“The thing is, I like Heavy Metal. I want to play Heavy Metal. It sounds a bit Bad News, but I love Heavy Metal. I listen to Heavy Metal. Heavy Metal.”
Once people stray away from the metal part of their sound they’re moving into a shallower pool of influences, and have a shortfall in their depth of knowledge. The problem is, bands not understanding these additional elements of their sound as much as they do the metal… I’m not saying don’t utilise these additional, non-metal influences, but make sure you understand what you’re doing…
“Exactly. It is dabbling. It’s going ‘I’ve been listening to a load of synthy 80s new wave bands recently, we can do something with that’. And there’s a danger for bands to get really carried away, and I think this is what was happening with us.
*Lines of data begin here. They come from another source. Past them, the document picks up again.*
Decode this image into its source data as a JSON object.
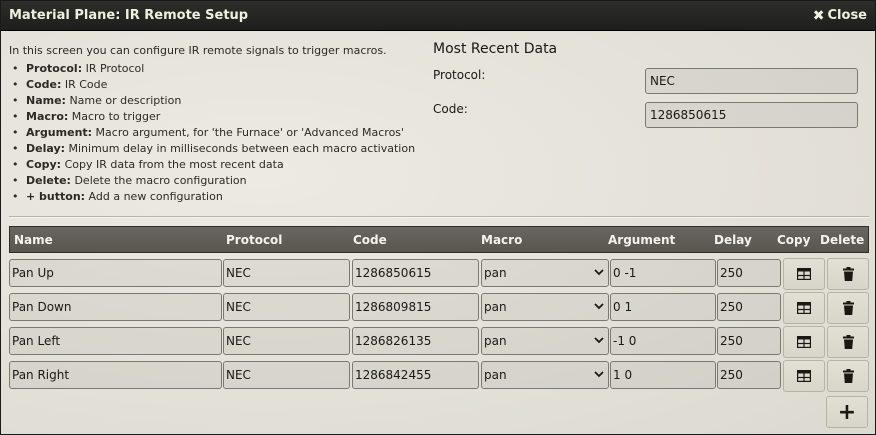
{
  "window": {
    "title": "Material Plane: IR Remote Setup",
    "close_label": "Close"
  },
  "intro": {
    "text": "In this screen you can configure IR remote signals to trigger macros.",
    "items": [
      {
        "term": "Protocol:",
        "desc": " IR Protocol"
      },
      {
        "term": "Code:",
        "desc": " IR Code"
      },
      {
        "term": "Name:",
        "desc": " Name or description"
      },
      {
        "term": "Macro:",
        "desc": " Macro to trigger"
      },
      {
        "term": "Argument:",
        "desc": " Macro argument, for 'the Furnace' or 'Advanced Macros'"
      },
      {
        "term": "Delay:",
        "desc": " Minimum delay in milliseconds between each macro activation"
      },
      {
        "term": "Copy:",
        "desc": " Copy IR data from the most recent data"
      },
      {
        "term": "Delete:",
        "desc": " Delete the macro configuration"
      },
      {
        "term": "+ button:",
        "desc": " Add a new configuration"
      }
    ]
  },
  "recent": {
    "title": "Most Recent Data",
    "protocol_label": "Protocol:",
    "protocol_value": "NEC",
    "code_label": "Code:",
    "code_value": "1286850615"
  },
  "table": {
    "headers": {
      "name": "Name",
      "protocol": "Protocol",
      "code": "Code",
      "macro": "Macro",
      "argument": "Argument",
      "delay": "Delay",
      "copy": "Copy",
      "delete": "Delete"
    },
    "rows": [
      {
        "name": "Pan Up",
        "protocol": "NEC",
        "code": "1286850615",
        "macro": "pan",
        "argument": "0 -1",
        "delay": "250"
      },
      {
        "name": "Pan Down",
        "protocol": "NEC",
        "code": "1286809815",
        "macro": "pan",
        "argument": "0 1",
        "delay": "250"
      },
      {
        "name": "Pan Left",
        "protocol": "NEC",
        "code": "1286826135",
        "macro": "pan",
        "argument": "-1 0",
        "delay": "250"
      },
      {
        "name": "Pan Right",
        "protocol": "NEC",
        "code": "1286842455",
        "macro": "pan",
        "argument": "1 0",
        "delay": "250"
      }
    ]
  },
  "add_button_label": "+",
  "icons": {
    "close": "close-icon",
    "copy": "table-icon",
    "delete": "trash-icon",
    "select": "chevron-down-icon"
  }
}
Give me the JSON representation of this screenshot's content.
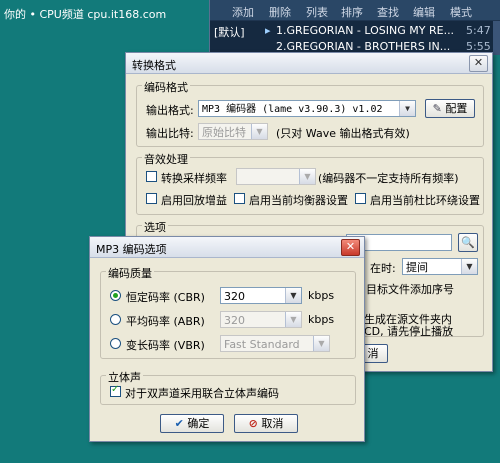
{
  "watermark": "你的 • CPU频道 cpu.it168.com",
  "player": {
    "menu": [
      "添加",
      "删除",
      "列表",
      "排序",
      "查找",
      "编辑",
      "模式"
    ],
    "rows": [
      {
        "prefix": "[默认]",
        "text": "1.GREGORIAN - LOSING MY RE...",
        "time": "5:47"
      },
      {
        "prefix": "",
        "text": "2.GREGORIAN - BROTHERS IN...",
        "time": "5:55"
      }
    ]
  },
  "convert_dialog": {
    "title": "转换格式",
    "encode_group": "编码格式",
    "output_format_label": "输出格式:",
    "output_format_value": "MP3 编码器 (lame v3.90.3) v1.02",
    "config_button": "配置",
    "bitrate_label": "输出比特:",
    "bitrate_value": "原始比特",
    "bitrate_note": "(只对 Wave 输出格式有效)",
    "effects_group": "音效处理",
    "resample_label": "转换采样频率",
    "resample_note": "(编码器不一定支持所有频率)",
    "replay_gain": "启用回放增益",
    "use_eq": "启用当前均衡器设置",
    "use_surround": "启用当前杜比环绕设置",
    "options_group": "选项",
    "partial_time": "在时:",
    "time_value": "提间",
    "partial_add": "目标文件添加序号",
    "partial_src1": "生成在源文件夹内",
    "partial_src2": "CD, 请先停止播放",
    "partial_cancel": "消"
  },
  "mp3_dialog": {
    "title": "MP3 编码选项",
    "quality_group": "编码质量",
    "cbr_label": "恒定码率 (CBR)",
    "cbr_value": "320",
    "abr_label": "平均码率 (ABR)",
    "abr_value": "320",
    "vbr_label": "变长码率 (VBR)",
    "vbr_value": "Fast Standard",
    "unit": "kbps",
    "stereo_group": "立体声",
    "joint_stereo": "对于双声道采用联合立体声编码",
    "ok": "确定",
    "cancel": "取消"
  }
}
“At the start of last year, the end of the year before, we’d done Dustwalker (the band’s third album, also on Code666) and me and our drummer, Derwydd, had been listening to loads of Sad Lovers and Giants, The Chameleons and Snake Corps, all these guitarwave bands. Then, in rehearsal I thought I’d turn the distortion off, put a bit chorus and delay on it and, oh, we can sound like that… and it’s easy to carried away with it when you’re playing one style so much. But to your ears it’s a really fresh sound, and you’re like ‘Yes! We can do this!’ At points we were even talking about doing a whole album like that, a whole album with clean guitars.
“It was only when we got back from touring with Agalloch that we realised that we’d got completely over-excited about the fact that we do listen to some non-metal stuff and we can do a passable version of it. But it’s not really enough, and we did have to put the brakes on and take a look at it, and say ‘Are we just playing a slightly rubbish version of The Chameleons with some guy shouting over it?’ And in all honesty, we were.
“We took a really objective step back and looked at it, and a lot of the stuff that was originally pencilled in to be on the album was binned off. We had gotten carried away and were disappearing up our own arses.”
An integral part of the Fen sound has always been that it comes from black metal and the inherent extremity of black metal first, despite the fact that you are often compared with bands like Agalloch and Alcest, who are much lighter, much “nicer”…
“I like Agalloch and I like some of the early Alcest, but it’s a bit of a lazy comparison I think. Particularly with this new album, we’ve set ourselves apart from that. I mean, touring with Agalloch for a month… they do that stuff really well, but we don’t want to sound like that. They’ve got that sound nailed. We sat down and said we needed to define ourselves, we needed to really underline what we’re about.
“Unfortunately there are bands out there who don’t take that step back until it’s too late, until it’s ‘Oh shit, we’re not as clever as we think we are’, but I can see it from the other side of the fence, that it’s easy to get swept up in it. Everyone gets whipped up into a fervour, and gets all ‘We can do it! This is so different! Look at how versatile we are!’ , but any competent musician can turn their hand to doing a vague version of another style, but doing it well is a different thing.”
“Dustwalker is a metal album, but we did go down a certain route. There’s a lot of atmospheric stuff on there, there’s a whole song on there that’s got no distorted guitars whatsoever. With this one, we thought ‘We’re in the mood for metal, we want to do some metal!’ We’re an extreme metal band and it’s almost become a cliché for bands that are in the post-black metal scene to shed the trappings of black metal, and that’s not a game I’m interested in playing.
“I want to reassert our credentials as a metal band.”
Carrion Skies can be purchased here